Provided material.
• • •

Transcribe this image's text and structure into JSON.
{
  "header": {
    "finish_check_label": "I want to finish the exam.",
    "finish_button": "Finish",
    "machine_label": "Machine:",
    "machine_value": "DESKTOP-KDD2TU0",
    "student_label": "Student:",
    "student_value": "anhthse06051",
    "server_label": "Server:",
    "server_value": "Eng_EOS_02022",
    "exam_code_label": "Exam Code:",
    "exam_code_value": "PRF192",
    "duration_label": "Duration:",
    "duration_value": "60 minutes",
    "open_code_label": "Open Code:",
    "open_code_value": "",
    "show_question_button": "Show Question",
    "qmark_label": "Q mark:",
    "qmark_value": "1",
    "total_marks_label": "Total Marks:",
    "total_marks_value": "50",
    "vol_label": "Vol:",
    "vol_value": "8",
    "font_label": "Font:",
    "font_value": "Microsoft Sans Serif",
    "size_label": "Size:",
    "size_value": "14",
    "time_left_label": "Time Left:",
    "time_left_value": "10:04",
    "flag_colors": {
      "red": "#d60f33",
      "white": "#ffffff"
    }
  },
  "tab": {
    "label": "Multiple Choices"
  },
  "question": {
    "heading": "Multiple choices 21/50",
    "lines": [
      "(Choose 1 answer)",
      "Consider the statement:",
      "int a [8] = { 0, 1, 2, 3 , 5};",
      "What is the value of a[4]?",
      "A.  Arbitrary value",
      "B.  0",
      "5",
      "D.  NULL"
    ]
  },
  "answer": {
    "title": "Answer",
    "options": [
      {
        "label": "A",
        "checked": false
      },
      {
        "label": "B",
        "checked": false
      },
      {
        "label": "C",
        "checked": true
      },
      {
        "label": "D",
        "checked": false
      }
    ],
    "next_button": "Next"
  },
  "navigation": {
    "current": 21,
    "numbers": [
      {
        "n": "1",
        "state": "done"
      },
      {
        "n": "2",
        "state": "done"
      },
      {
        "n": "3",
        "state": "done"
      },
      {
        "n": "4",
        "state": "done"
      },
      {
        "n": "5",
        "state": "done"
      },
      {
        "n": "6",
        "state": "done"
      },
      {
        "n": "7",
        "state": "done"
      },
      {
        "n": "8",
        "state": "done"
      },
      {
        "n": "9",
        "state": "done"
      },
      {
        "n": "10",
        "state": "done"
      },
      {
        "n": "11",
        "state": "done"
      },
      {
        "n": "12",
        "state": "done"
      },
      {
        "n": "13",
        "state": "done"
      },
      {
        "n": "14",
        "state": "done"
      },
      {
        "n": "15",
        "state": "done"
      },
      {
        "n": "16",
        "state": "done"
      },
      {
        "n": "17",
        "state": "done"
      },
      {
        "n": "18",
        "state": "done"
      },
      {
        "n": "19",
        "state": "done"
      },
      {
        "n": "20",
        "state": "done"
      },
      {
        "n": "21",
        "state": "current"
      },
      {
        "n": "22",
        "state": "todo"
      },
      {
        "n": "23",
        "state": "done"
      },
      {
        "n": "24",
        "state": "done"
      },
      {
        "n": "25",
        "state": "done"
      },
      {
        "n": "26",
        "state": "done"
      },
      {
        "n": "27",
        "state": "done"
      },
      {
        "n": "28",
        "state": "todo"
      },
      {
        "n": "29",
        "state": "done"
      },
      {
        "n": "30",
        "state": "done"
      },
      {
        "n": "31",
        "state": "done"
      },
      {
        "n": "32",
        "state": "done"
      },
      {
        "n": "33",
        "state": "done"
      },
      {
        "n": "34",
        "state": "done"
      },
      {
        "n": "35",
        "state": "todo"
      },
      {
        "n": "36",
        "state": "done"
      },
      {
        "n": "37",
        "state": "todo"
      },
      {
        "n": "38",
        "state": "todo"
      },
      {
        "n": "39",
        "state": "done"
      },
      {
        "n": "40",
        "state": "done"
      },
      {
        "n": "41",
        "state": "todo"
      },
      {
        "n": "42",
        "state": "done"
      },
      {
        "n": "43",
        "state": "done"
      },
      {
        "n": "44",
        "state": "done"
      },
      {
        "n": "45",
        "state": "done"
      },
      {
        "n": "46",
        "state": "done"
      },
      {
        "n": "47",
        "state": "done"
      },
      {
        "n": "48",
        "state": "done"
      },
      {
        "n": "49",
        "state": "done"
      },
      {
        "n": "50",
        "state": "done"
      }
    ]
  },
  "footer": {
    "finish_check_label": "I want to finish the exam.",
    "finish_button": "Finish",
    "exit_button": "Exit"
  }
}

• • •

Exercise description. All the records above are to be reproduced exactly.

Expected answer.
Transcribe this image's text and structure into JSON.
{
  "header": {
    "finish_check_label": "I want to finish the exam.",
    "finish_button": "Finish",
    "machine_label": "Machine:",
    "machine_value": "DESKTOP-KDD2TU0",
    "student_label": "Student:",
    "student_value": "anhthse06051",
    "server_label": "Server:",
    "server_value": "Eng_EOS_02022",
    "exam_code_label": "Exam Code:",
    "exam_code_value": "PRF192",
    "duration_label": "Duration:",
    "duration_value": "60 minutes",
    "open_code_label": "Open Code:",
    "open_code_value": "",
    "show_question_button": "Show Question",
    "qmark_label": "Q mark:",
    "qmark_value": "1",
    "total_marks_label": "Total Marks:",
    "total_marks_value": "50",
    "vol_label": "Vol:",
    "vol_value": "8",
    "font_label": "Font:",
    "font_value": "Microsoft Sans Serif",
    "size_label": "Size:",
    "size_value": "14",
    "time_left_label": "Time Left:",
    "time_left_value": "10:04",
    "flag_colors": {
      "red": "#d60f33",
      "white": "#ffffff"
    }
  },
  "tab": {
    "label": "Multiple Choices"
  },
  "question": {
    "heading": "Multiple choices 21/50",
    "lines": [
      "(Choose 1 answer)",
      "Consider the statement:",
      "int a [8] = { 0, 1, 2, 3 , 5};",
      "What is the value of a[4]?",
      "A.  Arbitrary value",
      "B.  0",
      "5",
      "D.  NULL"
    ]
  },
  "answer": {
    "title": "Answer",
    "options": [
      {
        "label": "A",
        "checked": false
      },
      {
        "label": "B",
        "checked": false
      },
      {
        "label": "C",
        "checked": true
      },
      {
        "label": "D",
        "checked": false
      }
    ],
    "next_button": "Next"
  },
  "navigation": {
    "current": 21,
    "numbers": [
      {
        "n": "1",
        "state": "done"
      },
      {
        "n": "2",
        "state": "done"
      },
      {
        "n": "3",
        "state": "done"
      },
      {
        "n": "4",
        "state": "done"
      },
      {
        "n": "5",
        "state": "done"
      },
      {
        "n": "6",
        "state": "done"
      },
      {
        "n": "7",
        "state": "done"
      },
      {
        "n": "8",
        "state": "done"
      },
      {
        "n": "9",
        "state": "done"
      },
      {
        "n": "10",
        "state": "done"
      },
      {
        "n": "11",
        "state": "done"
      },
      {
        "n": "12",
        "state": "done"
      },
      {
        "n": "13",
        "state": "done"
      },
      {
        "n": "14",
        "state": "done"
      },
      {
        "n": "15",
        "state": "done"
      },
      {
        "n": "16",
        "state": "done"
      },
      {
        "n": "17",
        "state": "done"
      },
      {
        "n": "18",
        "state": "done"
      },
      {
        "n": "19",
        "state": "done"
      },
      {
        "n": "20",
        "state": "done"
      },
      {
        "n": "21",
        "state": "current"
      },
      {
        "n": "22",
        "state": "todo"
      },
      {
        "n": "23",
        "state": "done"
      },
      {
        "n": "24",
        "state": "done"
      },
      {
        "n": "25",
        "state": "done"
      },
      {
        "n": "26",
        "state": "done"
      },
      {
        "n": "27",
        "state": "done"
      },
      {
        "n": "28",
        "state": "todo"
      },
      {
        "n": "29",
        "state": "done"
      },
      {
        "n": "30",
        "state": "done"
      },
      {
        "n": "31",
        "state": "done"
      },
      {
        "n": "32",
        "state": "done"
      },
      {
        "n": "33",
        "state": "done"
      },
      {
        "n": "34",
        "state": "done"
      },
      {
        "n": "35",
        "state": "todo"
      },
      {
        "n": "36",
        "state": "done"
      },
      {
        "n": "37",
        "state": "todo"
      },
      {
        "n": "38",
        "state": "todo"
      },
      {
        "n": "39",
        "state": "done"
      },
      {
        "n": "40",
        "state": "done"
      },
      {
        "n": "41",
        "state": "todo"
      },
      {
        "n": "42",
        "state": "done"
      },
      {
        "n": "43",
        "state": "done"
      },
      {
        "n": "44",
        "state": "done"
      },
      {
        "n": "45",
        "state": "done"
      },
      {
        "n": "46",
        "state": "done"
      },
      {
        "n": "47",
        "state": "done"
      },
      {
        "n": "48",
        "state": "done"
      },
      {
        "n": "49",
        "state": "done"
      },
      {
        "n": "50",
        "state": "done"
      }
    ]
  },
  "footer": {
    "finish_check_label": "I want to finish the exam.",
    "finish_button": "Finish",
    "exit_button": "Exit"
  }
}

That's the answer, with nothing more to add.